  • 1:30 PM-5:00 PM

    T20: STREAMING MEDIA 2003–Media for All
    Tony Klejna
    This tutorial is designed as a broad introduction to the development of streaming multimedia projects, various methods of creating content, and means of presenting to your audience. While we will discuss a wide range of solutions for delivering streaming media the primary focus will be the creation of media projects with readily available, low to medium cost tools. These tools and methods are widely available for creating on-line content, presentations, audio, video, and live broadcasts. The differences between analog and purely digital video content, capture and compression techniques, video and audio quality, and ease of use will be discussed. Hardware and software requirements for production of streaming media and using media server technologies and web sites will be discussed with emphasis on new and evolving technologies that make the process more efficient will be covered. Conversion of existing media content to streaming content will be demonstrated.
  • 1:30 PM-5:00 PM
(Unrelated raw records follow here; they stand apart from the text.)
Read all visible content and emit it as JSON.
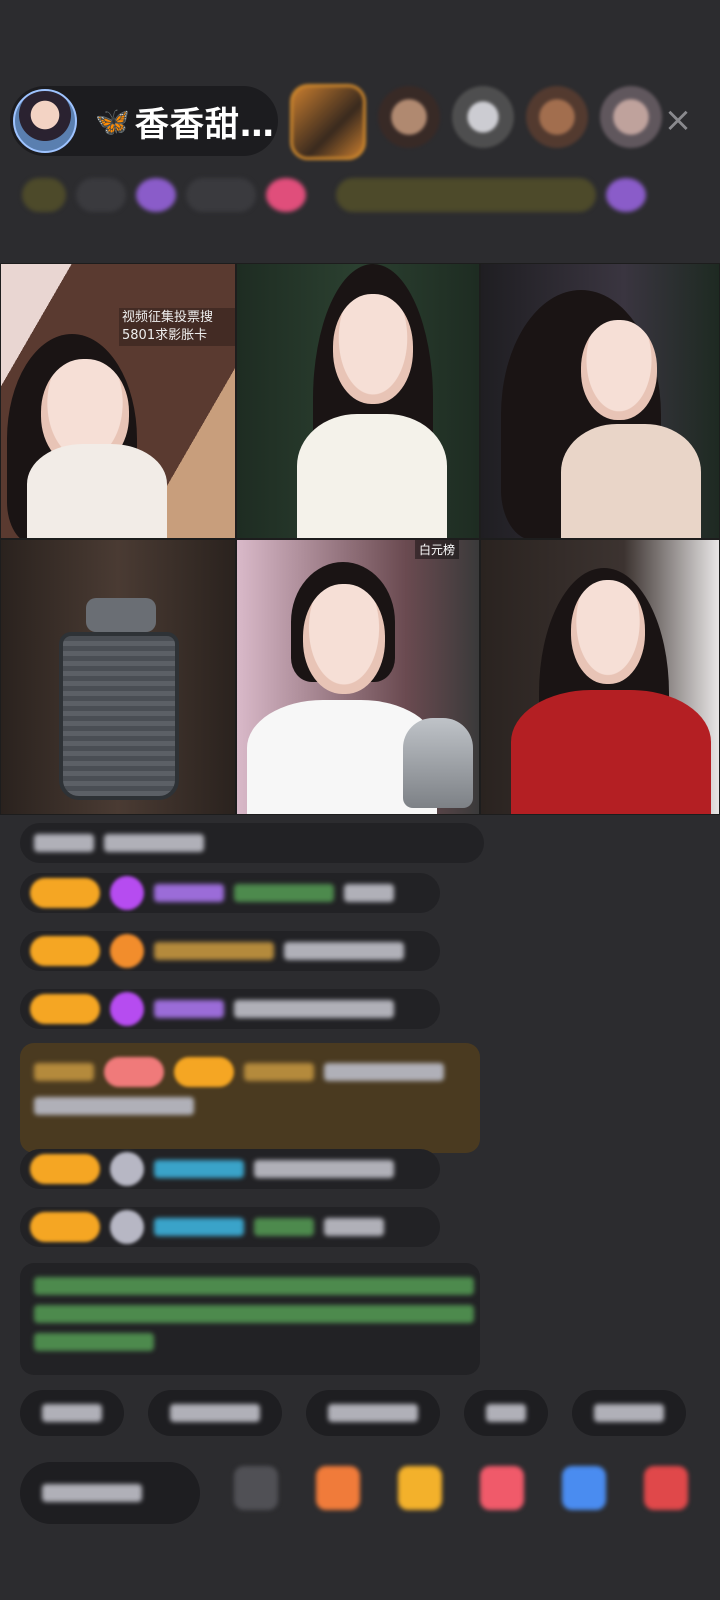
{
  "header": {
    "host_name": "香香甜…",
    "butterfly_icon": "🦋",
    "close_icon": "×"
  },
  "video_grid": {
    "tile1_note": "视频征集投票搜5801求影胀卡",
    "tile5_tag": "白元榜"
  },
  "icons": {
    "close": "close-icon",
    "butterfly": "butterfly-icon",
    "gift": "gift-icon",
    "emoji": "emoji-icon"
  },
  "colors": {
    "background": "#2c2c2f",
    "badge": "#f5a623",
    "accent_blue": "#4ab4ff"
  }
}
    T21: Project Managing the Development of Instructional Materials
    Joe Luca & Catherine McLoughlin
    Developing multimedia and on-line educational products requires project managers to clearly understand the different elements needed in the development life cycle. Unfortunately, many development teams that come together have inadequate project management skills in quality assurance, cost estimation, risk analysis, legal issues, team management, communication, planning and tracking of milestones. This often causes problems for the project manager in terms of cost, quality and timing. This tutorial presents key project management elements needed to structure the development of on-line educational materials through the use of structured project management methodology and quality assurance procedures. An emphasis will be placed on developing educational product for on-line delivery. Candidates will develop project management models suitable for their environment with relevant quality assurance procedures, and design instructional strategies for creating on-line instructional materials.
  • 1:30 PM-5:00 PM
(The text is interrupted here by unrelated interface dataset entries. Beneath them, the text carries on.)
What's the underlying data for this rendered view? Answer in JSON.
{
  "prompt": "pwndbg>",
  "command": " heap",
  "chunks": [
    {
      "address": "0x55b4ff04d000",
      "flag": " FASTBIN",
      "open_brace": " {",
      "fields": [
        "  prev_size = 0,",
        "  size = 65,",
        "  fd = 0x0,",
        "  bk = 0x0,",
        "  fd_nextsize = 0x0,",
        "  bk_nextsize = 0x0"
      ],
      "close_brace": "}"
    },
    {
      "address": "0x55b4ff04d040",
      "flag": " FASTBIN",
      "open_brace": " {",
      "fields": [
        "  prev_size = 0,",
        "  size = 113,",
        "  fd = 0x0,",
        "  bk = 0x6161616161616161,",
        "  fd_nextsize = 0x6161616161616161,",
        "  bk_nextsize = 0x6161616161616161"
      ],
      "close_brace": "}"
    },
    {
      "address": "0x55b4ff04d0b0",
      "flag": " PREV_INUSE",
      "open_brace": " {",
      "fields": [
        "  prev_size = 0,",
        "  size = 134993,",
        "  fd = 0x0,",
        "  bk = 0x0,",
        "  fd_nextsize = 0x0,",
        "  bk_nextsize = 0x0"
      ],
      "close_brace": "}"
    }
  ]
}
    T22: Building a Web Site for E-Learning
    Leon Combs
    We propose to spend three hours helping people develop the knowledge base to develop their own web-based courses. They will learn how to use learning styles to design the course, how to embed assessment into the course development, and how to motivate students in an on-line environment. We will discuss the use of audio and video tools, course development software, GIF and JPEG images development and use, storyboarding, and the use of WebCT, Blackboard, and other such systems. Participants should leave with knowledge of which tools are best for their expertise and environment and how to develop expertise in the use of the tools. The emphasis of the session is practical application. Each person should leave with a schedule of steps and a timetable based upon their individual background so that they can develop an excellent web-based course in a reasonable time period. The instructor will maintain contact with participants after the meeting to help them in their course development.
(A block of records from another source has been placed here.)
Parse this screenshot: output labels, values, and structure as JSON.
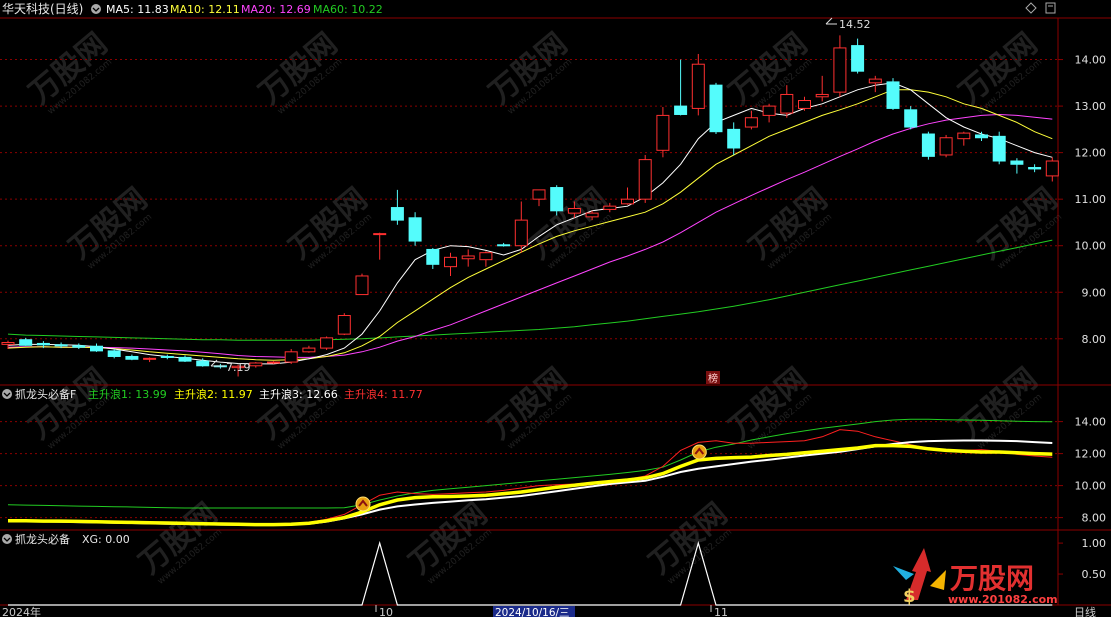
{
  "colors": {
    "bg": "#000000",
    "frame": "#8b0000",
    "grid": "#8b0000",
    "up": "#ff3030",
    "down": "#54fcfc",
    "ma5": "#ffffff",
    "ma10": "#ffff3a",
    "ma20": "#ff44ff",
    "ma60": "#22cc22",
    "wave1": "#22cc22",
    "wave2": "#ffff00",
    "wave3": "#ffffff",
    "wave4": "#ff2020"
  },
  "header": {
    "stock_name": "华天科技(日线)",
    "ma5": "MA5: 11.83",
    "ma10": "MA10: 12.11",
    "ma20": "MA20: 12.69",
    "ma60": "MA60: 10.22"
  },
  "panel2": {
    "title": "抓龙头必备F",
    "wave1": "主升浪1: 13.99",
    "wave2": "主升浪2: 11.97",
    "wave3": "主升浪3: 12.66",
    "wave4": "主升浪4: 11.77"
  },
  "panel3": {
    "title": "抓龙头必备",
    "xg": "XG: 0.00"
  },
  "annotations": {
    "high": "14.52",
    "low": "7.19",
    "badge": "榜"
  },
  "footer": {
    "year_label": "2024年",
    "month_oct": "10",
    "cursor_date": "2024/10/16/三",
    "month_nov": "11",
    "period": "日线"
  },
  "watermark": {
    "brand": "万股网",
    "url": "www.201082.com"
  },
  "chart_data": [
    {
      "type": "candlestick",
      "title": "华天科技(日线)",
      "y_ticks": [
        "14.00",
        "13.00",
        "12.00",
        "11.00",
        "10.00",
        "9.00",
        "8.00"
      ],
      "ylim": [
        7.05,
        14.85
      ],
      "candles": [
        {
          "o": 7.88,
          "h": 7.96,
          "l": 7.78,
          "c": 7.92
        },
        {
          "o": 7.98,
          "h": 8.02,
          "l": 7.85,
          "c": 7.86
        },
        {
          "o": 7.9,
          "h": 7.95,
          "l": 7.8,
          "c": 7.87
        },
        {
          "o": 7.87,
          "h": 7.92,
          "l": 7.8,
          "c": 7.85
        },
        {
          "o": 7.85,
          "h": 7.9,
          "l": 7.78,
          "c": 7.82
        },
        {
          "o": 7.84,
          "h": 7.9,
          "l": 7.72,
          "c": 7.74
        },
        {
          "o": 7.74,
          "h": 7.78,
          "l": 7.58,
          "c": 7.62
        },
        {
          "o": 7.62,
          "h": 7.66,
          "l": 7.54,
          "c": 7.56
        },
        {
          "o": 7.56,
          "h": 7.6,
          "l": 7.5,
          "c": 7.58
        },
        {
          "o": 7.62,
          "h": 7.66,
          "l": 7.56,
          "c": 7.6
        },
        {
          "o": 7.6,
          "h": 7.64,
          "l": 7.5,
          "c": 7.52
        },
        {
          "o": 7.52,
          "h": 7.58,
          "l": 7.4,
          "c": 7.42
        },
        {
          "o": 7.42,
          "h": 7.46,
          "l": 7.36,
          "c": 7.4
        },
        {
          "o": 7.38,
          "h": 7.44,
          "l": 7.19,
          "c": 7.41
        },
        {
          "o": 7.42,
          "h": 7.5,
          "l": 7.38,
          "c": 7.48
        },
        {
          "o": 7.48,
          "h": 7.52,
          "l": 7.46,
          "c": 7.5
        },
        {
          "o": 7.5,
          "h": 7.78,
          "l": 7.46,
          "c": 7.72
        },
        {
          "o": 7.72,
          "h": 7.85,
          "l": 7.7,
          "c": 7.8
        },
        {
          "o": 7.8,
          "h": 8.05,
          "l": 7.76,
          "c": 8.02
        },
        {
          "o": 8.1,
          "h": 8.55,
          "l": 8.08,
          "c": 8.5
        },
        {
          "o": 8.95,
          "h": 9.4,
          "l": 8.95,
          "c": 9.35
        },
        {
          "o": 10.25,
          "h": 10.28,
          "l": 9.7,
          "c": 10.26
        },
        {
          "o": 10.82,
          "h": 11.2,
          "l": 10.45,
          "c": 10.55
        },
        {
          "o": 10.6,
          "h": 10.72,
          "l": 10.0,
          "c": 10.1
        },
        {
          "o": 9.92,
          "h": 9.95,
          "l": 9.5,
          "c": 9.6
        },
        {
          "o": 9.55,
          "h": 9.85,
          "l": 9.35,
          "c": 9.75
        },
        {
          "o": 9.72,
          "h": 9.92,
          "l": 9.55,
          "c": 9.78
        },
        {
          "o": 9.7,
          "h": 9.88,
          "l": 9.55,
          "c": 9.85
        },
        {
          "o": 10.02,
          "h": 10.06,
          "l": 9.98,
          "c": 10.0
        },
        {
          "o": 10.0,
          "h": 10.95,
          "l": 9.85,
          "c": 10.55
        },
        {
          "o": 11.0,
          "h": 11.2,
          "l": 10.85,
          "c": 11.2
        },
        {
          "o": 11.25,
          "h": 11.3,
          "l": 10.65,
          "c": 10.75
        },
        {
          "o": 10.7,
          "h": 10.95,
          "l": 10.6,
          "c": 10.8
        },
        {
          "o": 10.62,
          "h": 10.75,
          "l": 10.55,
          "c": 10.7
        },
        {
          "o": 10.78,
          "h": 10.92,
          "l": 10.72,
          "c": 10.85
        },
        {
          "o": 10.9,
          "h": 11.25,
          "l": 10.88,
          "c": 11.0
        },
        {
          "o": 11.0,
          "h": 11.95,
          "l": 10.92,
          "c": 11.85
        },
        {
          "o": 12.05,
          "h": 12.98,
          "l": 11.9,
          "c": 12.8
        },
        {
          "o": 13.0,
          "h": 14.0,
          "l": 12.8,
          "c": 12.82
        },
        {
          "o": 12.95,
          "h": 14.12,
          "l": 12.8,
          "c": 13.9
        },
        {
          "o": 13.45,
          "h": 13.5,
          "l": 12.4,
          "c": 12.45
        },
        {
          "o": 12.5,
          "h": 12.65,
          "l": 11.95,
          "c": 12.1
        },
        {
          "o": 12.55,
          "h": 12.9,
          "l": 12.5,
          "c": 12.75
        },
        {
          "o": 12.8,
          "h": 13.05,
          "l": 12.65,
          "c": 13.0
        },
        {
          "o": 12.85,
          "h": 13.45,
          "l": 12.75,
          "c": 13.25
        },
        {
          "o": 12.95,
          "h": 13.2,
          "l": 12.9,
          "c": 13.12
        },
        {
          "o": 13.2,
          "h": 13.65,
          "l": 13.1,
          "c": 13.25
        },
        {
          "o": 13.3,
          "h": 14.52,
          "l": 13.2,
          "c": 14.25
        },
        {
          "o": 14.3,
          "h": 14.45,
          "l": 13.7,
          "c": 13.75
        },
        {
          "o": 13.5,
          "h": 13.65,
          "l": 13.3,
          "c": 13.58
        },
        {
          "o": 13.52,
          "h": 13.6,
          "l": 12.92,
          "c": 12.95
        },
        {
          "o": 12.92,
          "h": 13.0,
          "l": 12.5,
          "c": 12.55
        },
        {
          "o": 12.4,
          "h": 12.45,
          "l": 11.85,
          "c": 11.92
        },
        {
          "o": 11.95,
          "h": 12.38,
          "l": 11.9,
          "c": 12.32
        },
        {
          "o": 12.3,
          "h": 12.45,
          "l": 12.15,
          "c": 12.42
        },
        {
          "o": 12.38,
          "h": 12.45,
          "l": 12.25,
          "c": 12.32
        },
        {
          "o": 12.35,
          "h": 12.45,
          "l": 11.75,
          "c": 11.82
        },
        {
          "o": 11.82,
          "h": 11.88,
          "l": 11.55,
          "c": 11.75
        },
        {
          "o": 11.68,
          "h": 11.75,
          "l": 11.58,
          "c": 11.65
        },
        {
          "o": 11.5,
          "h": 11.9,
          "l": 11.38,
          "c": 11.82
        }
      ],
      "ma5": [
        7.86,
        7.88,
        7.88,
        7.87,
        7.86,
        7.83,
        7.78,
        7.72,
        7.66,
        7.62,
        7.58,
        7.54,
        7.5,
        7.47,
        7.46,
        7.46,
        7.5,
        7.57,
        7.66,
        7.8,
        8.1,
        8.6,
        9.2,
        9.7,
        9.9,
        10.0,
        9.98,
        9.9,
        9.8,
        9.92,
        10.2,
        10.45,
        10.6,
        10.75,
        10.8,
        10.85,
        11.05,
        11.35,
        11.75,
        12.3,
        12.65,
        12.8,
        12.95,
        12.85,
        12.8,
        12.95,
        13.05,
        13.2,
        13.35,
        13.45,
        13.5,
        13.35,
        13.05,
        12.75,
        12.55,
        12.4,
        12.3,
        12.15,
        12.0,
        11.9
      ],
      "ma10": [
        7.8,
        7.82,
        7.83,
        7.82,
        7.82,
        7.81,
        7.79,
        7.76,
        7.72,
        7.69,
        7.66,
        7.63,
        7.6,
        7.57,
        7.55,
        7.54,
        7.55,
        7.57,
        7.62,
        7.7,
        7.85,
        8.05,
        8.35,
        8.6,
        8.85,
        9.1,
        9.32,
        9.5,
        9.68,
        9.86,
        10.04,
        10.2,
        10.32,
        10.42,
        10.52,
        10.62,
        10.72,
        10.9,
        11.15,
        11.45,
        11.75,
        11.95,
        12.15,
        12.35,
        12.5,
        12.65,
        12.8,
        12.92,
        13.05,
        13.2,
        13.35,
        13.35,
        13.3,
        13.2,
        13.05,
        12.95,
        12.8,
        12.65,
        12.45,
        12.3
      ],
      "ma20": [
        7.82,
        7.83,
        7.83,
        7.82,
        7.82,
        7.82,
        7.81,
        7.8,
        7.78,
        7.76,
        7.74,
        7.71,
        7.68,
        7.64,
        7.62,
        7.61,
        7.6,
        7.6,
        7.62,
        7.65,
        7.72,
        7.82,
        7.95,
        8.05,
        8.18,
        8.3,
        8.45,
        8.6,
        8.75,
        8.9,
        9.05,
        9.2,
        9.35,
        9.5,
        9.65,
        9.78,
        9.92,
        10.08,
        10.28,
        10.5,
        10.72,
        10.9,
        11.08,
        11.25,
        11.42,
        11.58,
        11.75,
        11.92,
        12.08,
        12.25,
        12.4,
        12.52,
        12.62,
        12.7,
        12.75,
        12.8,
        12.82,
        12.8,
        12.76,
        12.72
      ],
      "ma60": [
        8.1,
        8.08,
        8.07,
        8.06,
        8.05,
        8.04,
        8.03,
        8.02,
        8.01,
        8.0,
        7.99,
        7.98,
        7.98,
        7.97,
        7.97,
        7.97,
        7.97,
        7.97,
        7.98,
        7.99,
        8.0,
        8.02,
        8.04,
        8.06,
        8.08,
        8.1,
        8.12,
        8.14,
        8.16,
        8.18,
        8.2,
        8.23,
        8.26,
        8.3,
        8.34,
        8.38,
        8.43,
        8.48,
        8.53,
        8.58,
        8.64,
        8.7,
        8.77,
        8.84,
        8.92,
        9.0,
        9.08,
        9.16,
        9.24,
        9.32,
        9.4,
        9.48,
        9.56,
        9.64,
        9.72,
        9.8,
        9.88,
        9.96,
        10.04,
        10.12
      ]
    },
    {
      "type": "line",
      "title": "抓龙头必备F",
      "y_ticks": [
        "14.00",
        "12.00",
        "10.00",
        "8.00"
      ],
      "ylim": [
        7.35,
        15.1
      ],
      "series": [
        {
          "name": "主升浪1",
          "values": [
            8.8,
            8.78,
            8.76,
            8.74,
            8.72,
            8.7,
            8.68,
            8.66,
            8.64,
            8.62,
            8.6,
            8.6,
            8.6,
            8.6,
            8.6,
            8.6,
            8.6,
            8.6,
            8.6,
            8.62,
            8.8,
            9.1,
            9.35,
            9.55,
            9.7,
            9.8,
            9.9,
            10.0,
            10.1,
            10.2,
            10.3,
            10.4,
            10.5,
            10.6,
            10.7,
            10.82,
            10.95,
            11.15,
            11.6,
            12.1,
            12.4,
            12.6,
            12.85,
            13.05,
            13.25,
            13.42,
            13.58,
            13.72,
            13.85,
            14.0,
            14.1,
            14.15,
            14.15,
            14.12,
            14.1,
            14.08,
            14.05,
            14.02,
            14.0,
            13.99
          ]
        },
        {
          "name": "主升浪2",
          "values": [
            7.8,
            7.8,
            7.78,
            7.78,
            7.76,
            7.74,
            7.72,
            7.7,
            7.68,
            7.66,
            7.64,
            7.62,
            7.6,
            7.58,
            7.56,
            7.56,
            7.58,
            7.65,
            7.8,
            8.0,
            8.35,
            8.8,
            9.1,
            9.25,
            9.3,
            9.32,
            9.35,
            9.4,
            9.5,
            9.6,
            9.75,
            9.9,
            10.02,
            10.15,
            10.25,
            10.35,
            10.48,
            10.75,
            11.2,
            11.6,
            11.7,
            11.75,
            11.78,
            11.88,
            11.95,
            12.05,
            12.15,
            12.25,
            12.35,
            12.5,
            12.5,
            12.45,
            12.3,
            12.2,
            12.15,
            12.1,
            12.1,
            12.05,
            12.0,
            11.97
          ]
        },
        {
          "name": "主升浪3",
          "values": [
            7.8,
            7.78,
            7.76,
            7.74,
            7.72,
            7.7,
            7.68,
            7.66,
            7.64,
            7.62,
            7.6,
            7.58,
            7.56,
            7.55,
            7.55,
            7.56,
            7.58,
            7.62,
            7.75,
            7.95,
            8.2,
            8.5,
            8.7,
            8.82,
            8.92,
            9.0,
            9.08,
            9.15,
            9.25,
            9.35,
            9.5,
            9.65,
            9.8,
            9.95,
            10.1,
            10.2,
            10.3,
            10.55,
            10.85,
            11.05,
            11.2,
            11.35,
            11.5,
            11.62,
            11.75,
            11.88,
            12.0,
            12.12,
            12.28,
            12.45,
            12.6,
            12.72,
            12.78,
            12.8,
            12.82,
            12.82,
            12.8,
            12.78,
            12.72,
            12.66
          ]
        },
        {
          "name": "主升浪4",
          "values": [
            7.8,
            7.8,
            7.78,
            7.78,
            7.76,
            7.74,
            7.72,
            7.7,
            7.68,
            7.66,
            7.64,
            7.62,
            7.6,
            7.58,
            7.56,
            7.56,
            7.6,
            7.7,
            7.9,
            8.2,
            8.8,
            9.4,
            9.6,
            9.5,
            9.45,
            9.5,
            9.55,
            9.6,
            9.7,
            9.85,
            10.0,
            10.05,
            10.1,
            10.2,
            10.3,
            10.4,
            10.6,
            11.2,
            12.2,
            12.7,
            12.8,
            12.65,
            12.65,
            12.7,
            12.75,
            12.8,
            13.05,
            13.5,
            13.4,
            13.05,
            12.8,
            12.55,
            12.35,
            12.25,
            12.2,
            12.25,
            12.15,
            11.95,
            11.85,
            11.77
          ]
        }
      ]
    },
    {
      "type": "line",
      "title": "抓龙头必备",
      "y_ticks": [
        "1.00",
        "0.50"
      ],
      "ylim": [
        0,
        1.05
      ],
      "series": [
        {
          "name": "XG",
          "values": [
            0,
            0,
            0,
            0,
            0,
            0,
            0,
            0,
            0,
            0,
            0,
            0,
            0,
            0,
            0,
            0,
            0,
            0,
            0,
            0,
            0,
            1,
            0,
            0,
            0,
            0,
            0,
            0,
            0,
            0,
            0,
            0,
            0,
            0,
            0,
            0,
            0,
            0,
            0,
            1,
            0,
            0,
            0,
            0,
            0,
            0,
            0,
            0,
            0,
            0,
            0,
            0,
            0,
            0,
            0,
            0,
            0,
            0,
            0,
            0
          ]
        }
      ],
      "signal_index": [
        20,
        39
      ]
    }
  ]
}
Wednesday, June 25th

Thursday, June 26th

Friday, June 27th

Saturday, June 28th

  • 8:15 AM-9:30 AM

    General Session
  • 10:00 AM-11:00 AM

  • 11:15 AM-12:15 PM

  • 1:30 PM-2:30 PM

  • 2:45 PM-3:45 PM